Wherever the string "INOVANCE" appears in the records, return the line that holds it.

*** Opening of EXTRACTED INFORMATION ***

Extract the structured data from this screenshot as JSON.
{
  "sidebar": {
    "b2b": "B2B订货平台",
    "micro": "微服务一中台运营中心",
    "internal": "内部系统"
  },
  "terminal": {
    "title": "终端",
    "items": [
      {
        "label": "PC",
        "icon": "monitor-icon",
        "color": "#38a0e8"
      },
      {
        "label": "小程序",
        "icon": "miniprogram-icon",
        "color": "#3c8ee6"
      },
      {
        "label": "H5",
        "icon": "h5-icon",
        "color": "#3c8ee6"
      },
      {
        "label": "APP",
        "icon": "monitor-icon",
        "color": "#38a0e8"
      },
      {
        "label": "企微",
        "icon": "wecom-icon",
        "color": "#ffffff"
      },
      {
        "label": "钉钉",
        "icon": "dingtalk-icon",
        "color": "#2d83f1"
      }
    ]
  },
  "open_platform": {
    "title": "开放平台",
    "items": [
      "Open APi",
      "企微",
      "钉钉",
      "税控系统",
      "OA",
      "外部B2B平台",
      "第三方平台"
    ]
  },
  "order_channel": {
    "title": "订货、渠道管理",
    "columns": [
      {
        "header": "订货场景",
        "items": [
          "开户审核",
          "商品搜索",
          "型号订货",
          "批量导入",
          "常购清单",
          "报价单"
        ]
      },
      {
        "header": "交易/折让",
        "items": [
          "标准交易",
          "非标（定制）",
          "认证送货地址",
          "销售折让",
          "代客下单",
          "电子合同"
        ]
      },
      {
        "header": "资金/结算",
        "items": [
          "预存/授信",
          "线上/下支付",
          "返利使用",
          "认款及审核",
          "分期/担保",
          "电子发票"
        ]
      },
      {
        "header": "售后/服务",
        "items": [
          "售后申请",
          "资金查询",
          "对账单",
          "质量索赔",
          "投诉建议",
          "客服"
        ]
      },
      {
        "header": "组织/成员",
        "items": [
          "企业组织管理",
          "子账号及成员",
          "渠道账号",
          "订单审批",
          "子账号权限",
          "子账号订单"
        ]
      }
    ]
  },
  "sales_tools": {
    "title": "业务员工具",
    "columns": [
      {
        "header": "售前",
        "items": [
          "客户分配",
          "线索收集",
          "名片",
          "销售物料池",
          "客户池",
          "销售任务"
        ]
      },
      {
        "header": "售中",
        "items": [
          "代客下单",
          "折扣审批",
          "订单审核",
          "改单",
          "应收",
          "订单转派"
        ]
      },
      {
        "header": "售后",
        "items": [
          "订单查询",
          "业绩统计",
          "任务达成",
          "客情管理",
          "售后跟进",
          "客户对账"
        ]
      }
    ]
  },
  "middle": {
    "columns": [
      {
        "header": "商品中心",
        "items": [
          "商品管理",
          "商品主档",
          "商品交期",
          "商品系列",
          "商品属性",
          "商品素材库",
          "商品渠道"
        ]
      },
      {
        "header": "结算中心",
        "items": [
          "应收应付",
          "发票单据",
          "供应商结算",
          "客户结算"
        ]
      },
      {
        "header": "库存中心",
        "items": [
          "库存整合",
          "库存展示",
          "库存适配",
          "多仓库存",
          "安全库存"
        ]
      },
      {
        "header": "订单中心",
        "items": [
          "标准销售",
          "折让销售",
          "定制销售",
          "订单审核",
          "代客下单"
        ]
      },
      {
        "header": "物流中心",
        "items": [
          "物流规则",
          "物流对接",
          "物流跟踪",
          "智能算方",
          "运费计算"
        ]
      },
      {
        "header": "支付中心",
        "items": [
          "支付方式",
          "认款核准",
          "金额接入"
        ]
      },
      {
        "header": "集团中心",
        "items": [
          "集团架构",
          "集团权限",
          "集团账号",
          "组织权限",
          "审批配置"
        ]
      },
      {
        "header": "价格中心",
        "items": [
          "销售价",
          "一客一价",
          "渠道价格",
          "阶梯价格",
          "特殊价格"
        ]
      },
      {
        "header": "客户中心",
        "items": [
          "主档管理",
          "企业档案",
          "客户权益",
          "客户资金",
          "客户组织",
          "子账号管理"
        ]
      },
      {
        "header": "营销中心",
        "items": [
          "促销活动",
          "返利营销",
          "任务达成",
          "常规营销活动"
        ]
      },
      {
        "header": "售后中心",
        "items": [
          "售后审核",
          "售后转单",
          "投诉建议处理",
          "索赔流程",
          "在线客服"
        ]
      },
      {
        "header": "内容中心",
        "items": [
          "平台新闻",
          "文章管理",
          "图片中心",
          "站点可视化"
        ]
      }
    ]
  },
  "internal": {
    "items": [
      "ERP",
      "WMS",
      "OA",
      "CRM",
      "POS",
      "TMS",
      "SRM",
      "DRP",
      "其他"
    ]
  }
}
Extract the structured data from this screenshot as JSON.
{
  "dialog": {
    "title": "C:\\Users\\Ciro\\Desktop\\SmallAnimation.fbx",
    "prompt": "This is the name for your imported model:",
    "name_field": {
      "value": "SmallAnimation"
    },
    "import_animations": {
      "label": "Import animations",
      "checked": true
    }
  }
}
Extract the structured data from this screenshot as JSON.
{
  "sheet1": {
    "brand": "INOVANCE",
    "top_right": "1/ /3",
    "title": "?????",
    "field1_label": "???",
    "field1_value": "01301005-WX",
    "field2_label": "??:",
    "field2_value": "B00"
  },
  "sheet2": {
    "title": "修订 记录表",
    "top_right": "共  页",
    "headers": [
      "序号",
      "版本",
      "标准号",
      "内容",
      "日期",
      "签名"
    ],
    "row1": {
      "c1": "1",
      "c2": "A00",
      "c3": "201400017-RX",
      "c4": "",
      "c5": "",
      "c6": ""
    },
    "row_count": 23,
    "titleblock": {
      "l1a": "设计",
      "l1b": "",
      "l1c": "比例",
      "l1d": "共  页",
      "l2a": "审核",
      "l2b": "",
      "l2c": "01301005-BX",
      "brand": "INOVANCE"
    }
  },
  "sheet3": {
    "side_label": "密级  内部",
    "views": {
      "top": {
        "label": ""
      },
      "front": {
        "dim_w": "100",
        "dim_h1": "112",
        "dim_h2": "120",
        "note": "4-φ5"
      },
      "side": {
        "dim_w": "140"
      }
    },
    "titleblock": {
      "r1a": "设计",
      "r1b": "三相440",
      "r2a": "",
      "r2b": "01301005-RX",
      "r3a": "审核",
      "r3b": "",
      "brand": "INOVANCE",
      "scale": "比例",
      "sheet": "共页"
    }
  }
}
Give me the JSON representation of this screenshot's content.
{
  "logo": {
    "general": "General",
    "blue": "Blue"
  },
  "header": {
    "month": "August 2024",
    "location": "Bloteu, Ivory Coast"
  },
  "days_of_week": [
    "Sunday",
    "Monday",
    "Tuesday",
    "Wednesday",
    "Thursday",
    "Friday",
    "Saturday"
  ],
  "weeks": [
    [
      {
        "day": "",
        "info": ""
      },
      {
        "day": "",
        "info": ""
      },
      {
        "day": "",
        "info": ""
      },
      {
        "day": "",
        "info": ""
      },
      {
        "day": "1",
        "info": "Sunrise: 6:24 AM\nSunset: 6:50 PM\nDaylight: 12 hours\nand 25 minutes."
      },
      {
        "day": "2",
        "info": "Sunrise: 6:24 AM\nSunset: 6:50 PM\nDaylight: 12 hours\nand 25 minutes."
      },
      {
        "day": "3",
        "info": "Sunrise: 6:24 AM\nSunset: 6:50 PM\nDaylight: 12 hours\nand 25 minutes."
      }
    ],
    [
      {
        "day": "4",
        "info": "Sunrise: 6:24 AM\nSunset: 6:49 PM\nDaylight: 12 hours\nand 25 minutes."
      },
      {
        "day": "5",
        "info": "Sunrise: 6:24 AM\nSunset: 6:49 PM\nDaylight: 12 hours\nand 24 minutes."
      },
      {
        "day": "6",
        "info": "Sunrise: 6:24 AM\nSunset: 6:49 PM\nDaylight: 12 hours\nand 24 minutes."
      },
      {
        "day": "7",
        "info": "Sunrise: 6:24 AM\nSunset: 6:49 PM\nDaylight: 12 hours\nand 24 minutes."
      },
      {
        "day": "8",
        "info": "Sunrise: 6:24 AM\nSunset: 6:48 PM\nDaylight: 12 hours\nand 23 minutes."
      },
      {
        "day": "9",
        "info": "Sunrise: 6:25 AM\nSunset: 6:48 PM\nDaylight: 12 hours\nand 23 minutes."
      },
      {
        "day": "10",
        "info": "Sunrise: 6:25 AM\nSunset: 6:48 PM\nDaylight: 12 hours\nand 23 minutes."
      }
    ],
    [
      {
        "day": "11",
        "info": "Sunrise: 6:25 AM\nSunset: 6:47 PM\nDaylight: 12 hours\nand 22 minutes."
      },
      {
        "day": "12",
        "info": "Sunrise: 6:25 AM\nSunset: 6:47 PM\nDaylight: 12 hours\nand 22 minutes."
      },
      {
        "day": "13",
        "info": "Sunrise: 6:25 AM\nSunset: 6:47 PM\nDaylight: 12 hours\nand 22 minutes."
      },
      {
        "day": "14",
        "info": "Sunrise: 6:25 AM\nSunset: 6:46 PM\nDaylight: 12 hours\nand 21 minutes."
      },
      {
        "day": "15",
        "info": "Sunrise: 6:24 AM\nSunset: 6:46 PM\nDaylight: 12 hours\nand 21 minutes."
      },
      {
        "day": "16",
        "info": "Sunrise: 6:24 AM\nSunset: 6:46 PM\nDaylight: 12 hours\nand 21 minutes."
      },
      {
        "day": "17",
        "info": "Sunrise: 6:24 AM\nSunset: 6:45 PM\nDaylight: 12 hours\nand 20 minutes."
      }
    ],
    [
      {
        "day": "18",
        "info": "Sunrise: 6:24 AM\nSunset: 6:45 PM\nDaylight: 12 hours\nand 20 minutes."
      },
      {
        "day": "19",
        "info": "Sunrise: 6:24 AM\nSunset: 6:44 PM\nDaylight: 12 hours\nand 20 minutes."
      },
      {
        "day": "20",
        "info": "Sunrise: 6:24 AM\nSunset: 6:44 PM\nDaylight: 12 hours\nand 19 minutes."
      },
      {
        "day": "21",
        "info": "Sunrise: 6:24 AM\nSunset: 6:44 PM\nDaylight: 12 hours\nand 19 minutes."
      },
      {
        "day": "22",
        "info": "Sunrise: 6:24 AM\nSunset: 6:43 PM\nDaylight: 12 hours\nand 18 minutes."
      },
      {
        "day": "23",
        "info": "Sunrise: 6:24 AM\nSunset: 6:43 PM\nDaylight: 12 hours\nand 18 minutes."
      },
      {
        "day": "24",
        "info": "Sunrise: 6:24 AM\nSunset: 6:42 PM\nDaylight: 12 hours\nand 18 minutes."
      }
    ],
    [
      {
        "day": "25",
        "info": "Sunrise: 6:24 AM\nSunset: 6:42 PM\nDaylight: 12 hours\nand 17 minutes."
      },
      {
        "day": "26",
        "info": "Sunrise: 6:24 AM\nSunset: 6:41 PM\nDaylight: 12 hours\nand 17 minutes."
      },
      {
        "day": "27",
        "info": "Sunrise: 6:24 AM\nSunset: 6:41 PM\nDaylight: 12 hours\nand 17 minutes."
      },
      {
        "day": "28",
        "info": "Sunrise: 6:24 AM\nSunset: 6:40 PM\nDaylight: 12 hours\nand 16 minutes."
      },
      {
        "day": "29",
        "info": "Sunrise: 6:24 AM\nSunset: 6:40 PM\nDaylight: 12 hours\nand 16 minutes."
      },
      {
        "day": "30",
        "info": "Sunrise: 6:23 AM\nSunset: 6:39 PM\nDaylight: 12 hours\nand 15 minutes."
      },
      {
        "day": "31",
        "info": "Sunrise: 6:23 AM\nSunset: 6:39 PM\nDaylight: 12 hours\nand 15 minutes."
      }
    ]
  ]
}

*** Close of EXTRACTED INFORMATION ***

### RESULT OF THIS TASK
    "brand": "INOVANCE",
      "brand": "INOVANCE"
      "brand": "INOVANCE",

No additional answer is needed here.